Meanwhile in a neighborhood in Eastern Havana, devotees participated in the Rastafarian cultural festival “Open Poetry.” Amongst guitarists, a children’s puppet show, and juggling clowns, the devotees chanted Hare Krishna while the locals danced and chanted along.
Colorful people are interested in the Harinama
“We’ve had a good relationship with the Rastafaris since they first invited us four years ago,” says Ikshvaku. “We’ve attended their event three times, and usually the whole neighborhood comes out for it.”
Since Bhaktimarga Swami’s visit, other devotees have made inroads in different ways. Recently Ilavati Dasi, who works in the Cuban government’s cultural department, got a permit to arrange a mantra meditation program at a rehabilitation center in a deprived Havana neighborhood. And in February this year, Vaishnava Dasa and his wife Janaki Dasi of Toronto, Canada, did a string of cooking demonstrations to teach Cuban devotees the art of traditional prasadam cooking—something still completely new to them.
“Everybody that goes there and gives them some attention gets lots of love!” says Bhaktimarga Swami, who is overflowing with praise for the Cuban people. He describes visiting Cuba as “a little like going back through a time machine.”
Cubans discover prasadam
“As a fifties child, it made me somewhat nostalgic,” he says. “It’s a part of the world where life is at a simpler, slower pace, and people aren’t all wired up with their Ipods yet. When you pass someone on the street, they say ‘Ola!’ and acknowledge you with a nod and a smile. They very much value each other’s company, and family is important. They’re a very loving people.”
The Cuban people’s response to Krishna consciousness is also refreshing.
“There’s a lot of apathy in the world today,” Bhaktimarga Swami says. “People are a little desensitized. But in Cuba, people were soaking it all in eagerly, enthusiastically—just like the early devotees did with Srila Prabhupada in New York.”
23 year old Havana Congregation Leader Janardana Dasa at installation of Cuba's Gaura Nitai Deities
ISKCON is poised to really take off in Cuba. Bhaktimarga Swami initiated one devotee, Arjavam Dasa, during his December visit, and six more are aspiring to receive initiation from him during his next annual visit.
Harikeli Dasi, a disciple of Hridayananda Dasa Goswami, is willing to donate her 17th century colonial house in Matanzas as Cuba’s first temple. People in Santiago De Cuba, the island’s Eastern-most city and second most populous with 1.3 million, are showing interest in Krishna consciousness, and devotees are planning to start a congregation there next summer. In the southern Cienfuegos, famous as one of the most beautiful cities in the country, there is already a congregation of devotees, who want to rebuild and donate a house to ISKCON. And in Havana, there is also a long term plan to buy a house to be used as a temple.

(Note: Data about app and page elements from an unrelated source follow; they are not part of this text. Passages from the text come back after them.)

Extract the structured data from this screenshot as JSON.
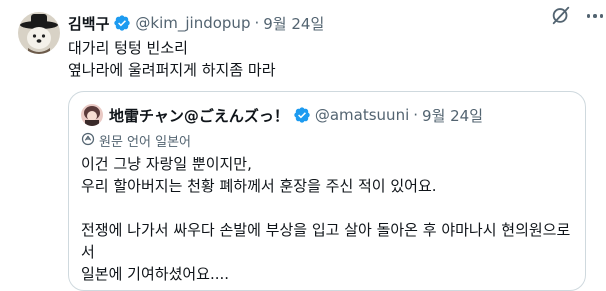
{
  "tweet": {
    "author_name": "김백구",
    "handle": "@kim_jindopup",
    "separator": "·",
    "date": "9월 24일",
    "lines": [
      "대가리 텅텅 빈소리",
      "옆나라에 울려퍼지게 하지좀 마라"
    ]
  },
  "quoted": {
    "author_name": "地雷チャン@ごえんズっ！",
    "handle": "@amatsuuni",
    "separator": "·",
    "date": "9월 24일",
    "translation_label": "원문 언어 일본어",
    "text": "이건 그냥 자랑일 뿐이지만,\n우리 할아버지는 천황 폐하께서 훈장을 주신 적이 있어요.\n\n전쟁에 나가서 싸우다 손발에 부상을 입고 살아 돌아온 후 야마나시 현의원으로서\n일본에 기여하셨어요...."
  },
  "colors": {
    "verified_blue": "#1d9bf0",
    "secondary_text": "#536471",
    "border": "#cfd9de"
  }
}
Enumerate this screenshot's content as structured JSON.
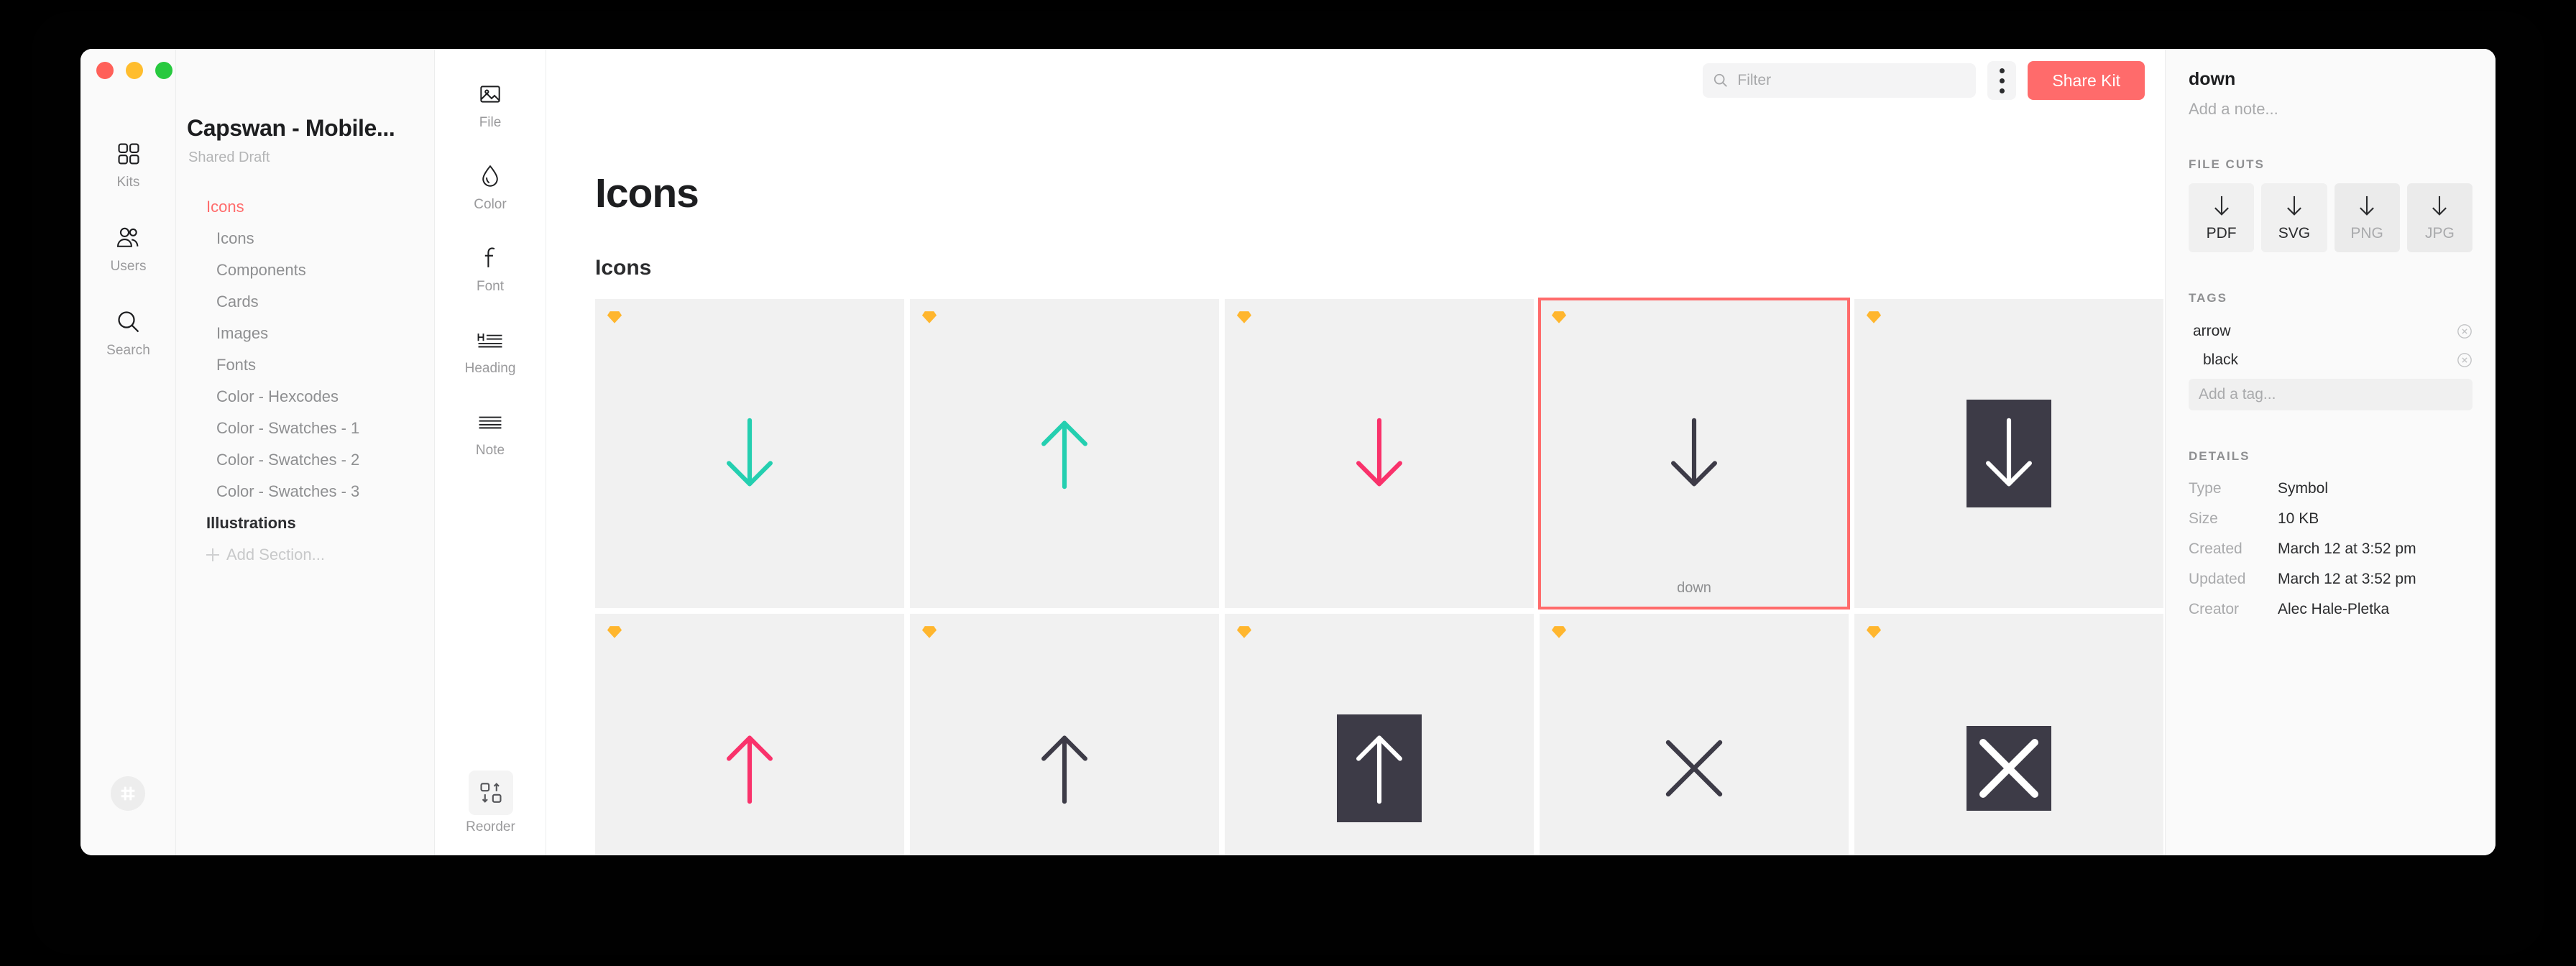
{
  "window": {
    "title": "Capswan - Mobile...",
    "subtitle": "Shared Draft"
  },
  "rail": {
    "items": [
      {
        "label": "Kits",
        "icon": "grid-icon"
      },
      {
        "label": "Users",
        "icon": "users-icon"
      },
      {
        "label": "Search",
        "icon": "search-icon"
      }
    ],
    "avatar_icon": "hash-avatar-icon"
  },
  "sidebar": {
    "sections": [
      {
        "label": "Icons",
        "style": "group"
      },
      {
        "label": "Icons",
        "style": "child"
      },
      {
        "label": "Components",
        "style": "child"
      },
      {
        "label": "Cards",
        "style": "child"
      },
      {
        "label": "Images",
        "style": "child"
      },
      {
        "label": "Fonts",
        "style": "child"
      },
      {
        "label": "Color - Hexcodes",
        "style": "child"
      },
      {
        "label": "Color - Swatches - 1",
        "style": "child"
      },
      {
        "label": "Color - Swatches - 2",
        "style": "child"
      },
      {
        "label": "Color - Swatches - 3",
        "style": "child"
      },
      {
        "label": "Illustrations",
        "style": "group2"
      }
    ],
    "add_section_label": "Add Section..."
  },
  "palette": {
    "tools": [
      {
        "label": "File",
        "icon": "image-file-icon"
      },
      {
        "label": "Color",
        "icon": "droplet-icon"
      },
      {
        "label": "Font",
        "icon": "font-f-icon"
      },
      {
        "label": "Heading",
        "icon": "heading-icon"
      },
      {
        "label": "Note",
        "icon": "note-lines-icon"
      }
    ],
    "reorder": {
      "label": "Reorder",
      "icon": "reorder-icon"
    }
  },
  "toolbar": {
    "filter_placeholder": "Filter",
    "filter_value": "",
    "filter_icon": "search-icon",
    "more_icon": "kebab-menu-icon",
    "share_label": "Share Kit",
    "accent_color": "#ff6b6b"
  },
  "main": {
    "page_title": "Icons",
    "section_title": "Icons",
    "tiles": [
      {
        "name": "",
        "art": "arrow-down",
        "color": "#24cfb0",
        "boxed": false,
        "selected": false,
        "badge": "sketch-diamond-icon"
      },
      {
        "name": "",
        "art": "arrow-up",
        "color": "#24cfb0",
        "boxed": false,
        "selected": false,
        "badge": "sketch-diamond-icon"
      },
      {
        "name": "",
        "art": "arrow-down",
        "color": "#f9326b",
        "boxed": false,
        "selected": false,
        "badge": "sketch-diamond-icon"
      },
      {
        "name": "down",
        "art": "arrow-down",
        "color": "#3d3b47",
        "boxed": false,
        "selected": true,
        "badge": "sketch-diamond-icon"
      },
      {
        "name": "",
        "art": "arrow-down",
        "color": "#ffffff",
        "boxed": true,
        "selected": false,
        "badge": "sketch-diamond-icon"
      },
      {
        "name": "",
        "art": "arrow-up",
        "color": "#f9326b",
        "boxed": false,
        "selected": false,
        "badge": "sketch-diamond-icon"
      },
      {
        "name": "",
        "art": "arrow-up",
        "color": "#3d3b47",
        "boxed": false,
        "selected": false,
        "badge": "sketch-diamond-icon"
      },
      {
        "name": "",
        "art": "arrow-up",
        "color": "#ffffff",
        "boxed": true,
        "selected": false,
        "badge": "sketch-diamond-icon"
      },
      {
        "name": "",
        "art": "close-x",
        "color": "#3d3b47",
        "boxed": false,
        "selected": false,
        "badge": "sketch-diamond-icon"
      },
      {
        "name": "",
        "art": "close-x",
        "color": "#ffffff",
        "boxed": true,
        "selected": false,
        "badge": "sketch-diamond-icon"
      }
    ]
  },
  "inspector": {
    "title": "down",
    "note_placeholder": "Add a note...",
    "file_cuts_heading": "FILE CUTS",
    "file_cuts": [
      {
        "label": "PDF",
        "enabled": true
      },
      {
        "label": "SVG",
        "enabled": true
      },
      {
        "label": "PNG",
        "enabled": false
      },
      {
        "label": "JPG",
        "enabled": false
      }
    ],
    "tags_heading": "TAGS",
    "tags": [
      "arrow",
      "black"
    ],
    "tag_placeholder": "Add a tag...",
    "details_heading": "DETAILS",
    "details": [
      {
        "key": "Type",
        "value": "Symbol"
      },
      {
        "key": "Size",
        "value": "10 KB"
      },
      {
        "key": "Created",
        "value": "March 12 at 3:52 pm"
      },
      {
        "key": "Updated",
        "value": "March 12 at 3:52 pm"
      },
      {
        "key": "Creator",
        "value": "Alec Hale-Pletka"
      }
    ]
  }
}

All these plans, however, are stunted by lack of funds.
“Salaries in Cuba are very low—most people earn between ten and fifteen US dollars a month,” says Ikshvaku. “So we are relying on the hope that foreign ISKCON members will donate towards our mission.”
Children fascinated by Krishna consciousness
Most urgent are the funds required to repair the Matanzas house and transform it into a beautiful temple and restaurant, which is expected to cost between $35,000 and $45,000.
Some help has already come. Murari Gupta Dasa, a Cuban doctor who lives in Miami, has been a great pillar of ISKCON Cuba’s development. And when Jyoti Svarupa Dasa of Texas heard that Harikeli Dasi, the owner of the Matanzas house, might have to sell it rather than donate it to the devotees because she couldn’t work due to bad health, he committed to give her monthly maintenance money from his own pocket so that she could continue with her plan to donate the house to ISKCON.
“I am very, very grateful to all those who have been helping us—both those I am aware of, and those I am not,” says Ikshvaku.
If enough people join them in stepping up to help, the next few years of ISKCON Cuba’s growth are bound to be very exciting indeed.
To contribute towards the Matanzas temple and other projects in ISKCON Cuba, please contact Ikshvaku Dasa at email@example.com.